***** Records

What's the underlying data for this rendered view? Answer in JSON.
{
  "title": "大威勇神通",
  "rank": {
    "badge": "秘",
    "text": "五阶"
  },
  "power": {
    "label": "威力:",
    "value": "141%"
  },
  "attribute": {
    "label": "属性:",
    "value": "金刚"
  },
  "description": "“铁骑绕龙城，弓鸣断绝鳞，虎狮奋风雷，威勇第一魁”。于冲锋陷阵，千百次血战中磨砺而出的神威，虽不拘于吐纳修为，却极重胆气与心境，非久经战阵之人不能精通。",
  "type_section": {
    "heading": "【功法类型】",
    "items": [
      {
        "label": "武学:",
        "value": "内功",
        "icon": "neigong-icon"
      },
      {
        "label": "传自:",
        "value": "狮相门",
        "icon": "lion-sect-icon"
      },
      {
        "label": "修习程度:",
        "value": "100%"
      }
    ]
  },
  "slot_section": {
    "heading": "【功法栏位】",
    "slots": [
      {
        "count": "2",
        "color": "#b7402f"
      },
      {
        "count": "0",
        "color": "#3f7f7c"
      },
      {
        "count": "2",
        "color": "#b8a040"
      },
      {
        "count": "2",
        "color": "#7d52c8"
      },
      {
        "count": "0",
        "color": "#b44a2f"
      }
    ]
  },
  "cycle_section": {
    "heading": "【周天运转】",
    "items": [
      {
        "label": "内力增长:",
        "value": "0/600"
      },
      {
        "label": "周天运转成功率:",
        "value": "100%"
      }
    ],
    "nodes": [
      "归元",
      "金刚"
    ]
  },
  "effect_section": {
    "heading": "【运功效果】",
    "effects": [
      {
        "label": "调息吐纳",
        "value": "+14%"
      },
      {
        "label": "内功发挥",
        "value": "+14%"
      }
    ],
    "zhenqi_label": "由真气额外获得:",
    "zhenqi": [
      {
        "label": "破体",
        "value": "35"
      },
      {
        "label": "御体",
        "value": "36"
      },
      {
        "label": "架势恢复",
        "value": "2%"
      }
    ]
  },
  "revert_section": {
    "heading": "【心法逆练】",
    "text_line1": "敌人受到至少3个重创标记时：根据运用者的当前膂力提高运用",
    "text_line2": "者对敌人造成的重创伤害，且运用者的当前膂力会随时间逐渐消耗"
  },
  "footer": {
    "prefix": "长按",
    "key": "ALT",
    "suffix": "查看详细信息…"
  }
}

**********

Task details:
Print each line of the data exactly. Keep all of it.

Solution to this task:
What's the underlying data for this rendered view? Answer in JSON.
{
  "title": "大威勇神通",
  "rank": {
    "badge": "秘",
    "text": "五阶"
  },
  "power": {
    "label": "威力:",
    "value": "141%"
  },
  "attribute": {
    "label": "属性:",
    "value": "金刚"
  },
  "description": "“铁骑绕龙城，弓鸣断绝鳞，虎狮奋风雷，威勇第一魁”。于冲锋陷阵，千百次血战中磨砺而出的神威，虽不拘于吐纳修为，却极重胆气与心境，非久经战阵之人不能精通。",
  "type_section": {
    "heading": "【功法类型】",
    "items": [
      {
        "label": "武学:",
        "value": "内功",
        "icon": "neigong-icon"
      },
      {
        "label": "传自:",
        "value": "狮相门",
        "icon": "lion-sect-icon"
      },
      {
        "label": "修习程度:",
        "value": "100%"
      }
    ]
  },
  "slot_section": {
    "heading": "【功法栏位】",
    "slots": [
      {
        "count": "2",
        "color": "#b7402f"
      },
      {
        "count": "0",
        "color": "#3f7f7c"
      },
      {
        "count": "2",
        "color": "#b8a040"
      },
      {
        "count": "2",
        "color": "#7d52c8"
      },
      {
        "count": "0",
        "color": "#b44a2f"
      }
    ]
  },
  "cycle_section": {
    "heading": "【周天运转】",
    "items": [
      {
        "label": "内力增长:",
        "value": "0/600"
      },
      {
        "label": "周天运转成功率:",
        "value": "100%"
      }
    ],
    "nodes": [
      "归元",
      "金刚"
    ]
  },
  "effect_section": {
    "heading": "【运功效果】",
    "effects": [
      {
        "label": "调息吐纳",
        "value": "+14%"
      },
      {
        "label": "内功发挥",
        "value": "+14%"
      }
    ],
    "zhenqi_label": "由真气额外获得:",
    "zhenqi": [
      {
        "label": "破体",
        "value": "35"
      },
      {
        "label": "御体",
        "value": "36"
      },
      {
        "label": "架势恢复",
        "value": "2%"
      }
    ]
  },
  "revert_section": {
    "heading": "【心法逆练】",
    "text_line1": "敌人受到至少3个重创标记时：根据运用者的当前膂力提高运用",
    "text_line2": "者对敌人造成的重创伤害，且运用者的当前膂力会随时间逐渐消耗"
  },
  "footer": {
    "prefix": "长按",
    "key": "ALT",
    "suffix": "查看详细信息…"
  }
}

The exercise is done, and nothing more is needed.